To determine how many units you need to sell before breaking even and then turning a profit, you need to take into account factors like:

  • Fixed costs
  • Variable costs
  • The selling price of the product

The formula to determine your break-even point is:

Break-Even Point in Units
Fixed Costs
(Price − Variable Cost)


Break-Even Point in Units
Fixed Costs
Contribution Margin

Return on Investment Calculation

One of the most common ways to determine return on investment (ROI), or the profitability of an investment, is by dividing net profit by total assets:

Net Profit
Total Assets

Using this formula, if your net profit is $40,000 and your total assets are $160,000, your ROI would be 25%. Small businesses might use the calculation to measure how well their pricing strategy does or how well their investments in inventory or equipment perform.
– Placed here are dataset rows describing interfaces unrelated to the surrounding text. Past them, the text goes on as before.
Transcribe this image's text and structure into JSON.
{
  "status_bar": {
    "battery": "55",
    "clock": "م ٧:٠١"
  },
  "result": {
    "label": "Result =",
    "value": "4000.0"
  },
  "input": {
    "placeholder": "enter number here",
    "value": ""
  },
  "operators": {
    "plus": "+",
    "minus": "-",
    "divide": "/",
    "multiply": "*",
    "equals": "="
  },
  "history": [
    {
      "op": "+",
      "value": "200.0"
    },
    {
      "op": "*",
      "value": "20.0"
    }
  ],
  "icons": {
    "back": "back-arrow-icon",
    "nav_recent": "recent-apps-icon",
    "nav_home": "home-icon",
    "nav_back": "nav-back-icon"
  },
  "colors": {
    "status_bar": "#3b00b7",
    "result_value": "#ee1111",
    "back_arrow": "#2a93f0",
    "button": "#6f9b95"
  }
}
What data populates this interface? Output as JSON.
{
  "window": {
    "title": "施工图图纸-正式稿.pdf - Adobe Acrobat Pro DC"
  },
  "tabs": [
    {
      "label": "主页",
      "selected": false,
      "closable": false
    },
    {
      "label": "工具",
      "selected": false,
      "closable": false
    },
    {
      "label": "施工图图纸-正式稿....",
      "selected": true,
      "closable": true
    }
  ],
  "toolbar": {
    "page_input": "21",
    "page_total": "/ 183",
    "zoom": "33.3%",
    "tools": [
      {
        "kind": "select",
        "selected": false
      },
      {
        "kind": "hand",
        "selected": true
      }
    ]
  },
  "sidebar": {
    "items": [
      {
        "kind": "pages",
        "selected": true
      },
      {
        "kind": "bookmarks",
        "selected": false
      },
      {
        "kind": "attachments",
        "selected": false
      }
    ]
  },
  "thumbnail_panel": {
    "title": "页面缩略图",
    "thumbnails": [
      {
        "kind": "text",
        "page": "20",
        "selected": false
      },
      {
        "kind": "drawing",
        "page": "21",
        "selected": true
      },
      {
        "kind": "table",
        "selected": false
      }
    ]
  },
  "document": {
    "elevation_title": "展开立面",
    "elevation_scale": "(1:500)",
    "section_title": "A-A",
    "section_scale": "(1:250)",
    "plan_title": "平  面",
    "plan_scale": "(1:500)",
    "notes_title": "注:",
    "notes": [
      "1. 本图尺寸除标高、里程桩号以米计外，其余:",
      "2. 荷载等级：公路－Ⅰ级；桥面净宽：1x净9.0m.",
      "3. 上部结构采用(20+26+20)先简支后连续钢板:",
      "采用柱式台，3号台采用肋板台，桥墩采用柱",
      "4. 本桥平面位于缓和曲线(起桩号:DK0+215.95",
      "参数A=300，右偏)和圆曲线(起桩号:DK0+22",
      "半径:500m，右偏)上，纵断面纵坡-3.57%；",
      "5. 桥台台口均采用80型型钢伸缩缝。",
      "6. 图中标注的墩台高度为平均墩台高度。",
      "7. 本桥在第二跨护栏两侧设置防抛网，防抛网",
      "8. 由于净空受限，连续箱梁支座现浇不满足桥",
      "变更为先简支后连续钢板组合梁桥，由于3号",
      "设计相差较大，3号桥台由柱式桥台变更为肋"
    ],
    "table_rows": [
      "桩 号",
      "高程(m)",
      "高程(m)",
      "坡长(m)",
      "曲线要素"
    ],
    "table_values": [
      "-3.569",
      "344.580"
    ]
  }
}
By knowing the ROI, or profit margin percentage, you can determine if an investment is worth the price or whether you should be looking for a better alternative.

Cost of Goods Sold (COGS) Calculation

SMBs have to keep track of the direct costs and indirect costs involved in producing and distributing their products for sale. The COGS calculation serves as the basis of profit and loss (P&L) statements and must be part of the information you report at tax time.

COGS is subtracted from your gross receipts (the amount you generated from sales revenue) to determine the gross profit for your business annually. The COGS formula tracks changes to inventory, starting with the inventory for sale at the beginning of the year (or the raw materials needed to make products).

As new products are added or produced throughout the year, they are also added to the calculation. The end-of-year inventory is then subtracted, showing the cost of inventory produced and sold by the business.

So, the COGS formula is:

Beginning Inventory
+ Purchases and Other Costs
− Ending Inventory
= Cost of Goods Sold for the Year

Keep Better Control of Your Finances With Skynova

When you launch a small business, it is essential that you keep track of your finances (including the company's profitability) so you can grow confidently and avoid pitfalls. Left unchecked, losses and liabilities can destroy your venture.

Skynova's accounting platform can play a pivotal role in how you do your bookkeeping. It is simple to use (no professional accounting experience required), easy on the pocketbook, and has all the accounting features you need to record an accurate financial picture, keep track of your income and expenses, monitor your tax situation, automatically record transactions, produce revealing financial statements, and much more.

With Skynova, you can easily calculate your profit margins and watch while you increase profits and cash flow.

Notice to the Reader

The content within this article is meant to be used as a general guideline and may not apply to your specific situation. Always consult with a professional accountant to ensure you're meeting accounting standards.